The whistle-stop tour is likely reflective of his own precarious position in Canberra; while a recent poll had the gap close between the more popular Labor Party, in Opposition, and Morrison's Liberal Party, the Liberals were still on track to lose the next election.
His Government recently lost a key vote on legislation which now allows doctors to decide whether asylum seekers in offshore processing centres should be brought to Australia if they need medical attention.
In what might be seen as a perverse reaction on this side of the Tasman, that was possibly one driver that saw the Government narrow the gap with the Opposition.
Morrison also took the chance to reopen a detention centre on Christmas Island - likely to be one of the items on the agenda for discussion between the two leaders on Friday.
While the visit has been pared back to the official basics, it's hoped a stately appearance alongside Ardern will also play well with domestic audiences across the ditch.
Ardern was particularly forceful in expressing New Zealand's view over Australia's policy of detainment and deportation, particularly of dual New Zealand nationals who had never set foot in this country.
It was unlikely to result in any change however, but both leaders could potentially walk away from an exchange with positive reviews on the issue.
National security matters were also likely to be a top priority between the two; both leaders of Five Eyes countries are under various pressures as a result of recent decisions to ban Chinese telco Huawei from being a part of developing 5G networks.
It's one driver for the mounting speculation of potential economic backlash, that has gripped New Zealand trade circles. While there is no evidence of that in this country, Australians woke to the news this morning that its coal experts into a major Chinese port have been banned by Chinese port authorities.
And both countries were heavily invested in developing an increased focus in the Pacific, at least in part, as a counter to an expanding Chinese presence there.
New Zealand had its Pacific Reset, while Australia branded its policy the Pacific Pivot, however, both called for a collaborative effort to strengthen diplomatic ties through significant increases to aid, infrastructure and other development ventures.
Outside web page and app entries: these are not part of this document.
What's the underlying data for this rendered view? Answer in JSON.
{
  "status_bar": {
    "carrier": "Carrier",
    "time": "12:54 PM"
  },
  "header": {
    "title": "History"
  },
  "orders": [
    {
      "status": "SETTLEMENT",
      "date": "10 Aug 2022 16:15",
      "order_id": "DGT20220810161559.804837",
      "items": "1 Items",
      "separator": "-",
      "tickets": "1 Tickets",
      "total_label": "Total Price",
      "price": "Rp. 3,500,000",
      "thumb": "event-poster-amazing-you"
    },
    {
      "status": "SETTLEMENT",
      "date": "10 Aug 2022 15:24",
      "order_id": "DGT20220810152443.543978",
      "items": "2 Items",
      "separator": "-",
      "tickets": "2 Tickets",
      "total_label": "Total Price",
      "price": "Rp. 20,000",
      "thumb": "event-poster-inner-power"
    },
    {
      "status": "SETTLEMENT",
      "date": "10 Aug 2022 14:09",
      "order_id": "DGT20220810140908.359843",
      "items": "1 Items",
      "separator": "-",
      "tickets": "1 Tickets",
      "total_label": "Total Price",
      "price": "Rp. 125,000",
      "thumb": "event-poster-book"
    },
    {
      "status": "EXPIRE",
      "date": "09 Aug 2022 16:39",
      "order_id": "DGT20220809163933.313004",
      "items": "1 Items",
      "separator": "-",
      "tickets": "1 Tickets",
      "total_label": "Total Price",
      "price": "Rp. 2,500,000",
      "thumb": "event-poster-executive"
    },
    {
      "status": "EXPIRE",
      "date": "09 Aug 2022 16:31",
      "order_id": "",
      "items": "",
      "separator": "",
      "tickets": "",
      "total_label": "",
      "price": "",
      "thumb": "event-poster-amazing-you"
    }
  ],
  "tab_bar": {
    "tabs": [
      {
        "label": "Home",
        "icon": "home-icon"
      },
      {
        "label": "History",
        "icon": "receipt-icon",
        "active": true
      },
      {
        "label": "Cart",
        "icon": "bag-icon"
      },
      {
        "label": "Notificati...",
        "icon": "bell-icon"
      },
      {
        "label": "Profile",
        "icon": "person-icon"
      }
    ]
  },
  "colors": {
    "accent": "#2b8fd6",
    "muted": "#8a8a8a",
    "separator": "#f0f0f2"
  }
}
During his day-long visit, Morrison also met with Opposition leader Simon Bridges, and laid a wreath at the Auckland War Memorial before taking part in a business roundtable discussion at Sky City.
"ALL ABOUT RESPECT"
Morrison said this morning's Powhiri at Government House was "very moving".
He told Bridges, when he met him Friday afternoon, that it had been a while since he had faced a powhiri – a reference to his time living in Wellington between 1998 and 2000 when he was director of the Office of Tourism and Sport.
Bridges suggested any powhiri was quite fierce.
"It is," said Morrison.
"But it is all about respect. That's one of things I picked up when I lived here all those years ago. It's the heart of the (Maori) culture."
Morrison said that the word he loved, more than any other Maori word was "mana."
"There is no equivalent for it in English."
Mana refers to an individual having prestige, authority and power.
Bridges told Morrison it was great to have him back.
"And we don't hold it against you that you worked for Murray McCully," he said.
Morrison repeated his comments from his press conference with Prime Minister Jacinda Ardern and said there was no closer relationship than the one between Australia and New Zealand.
"It goes beyond politics, beyond sport; it goes beyond everything," he said.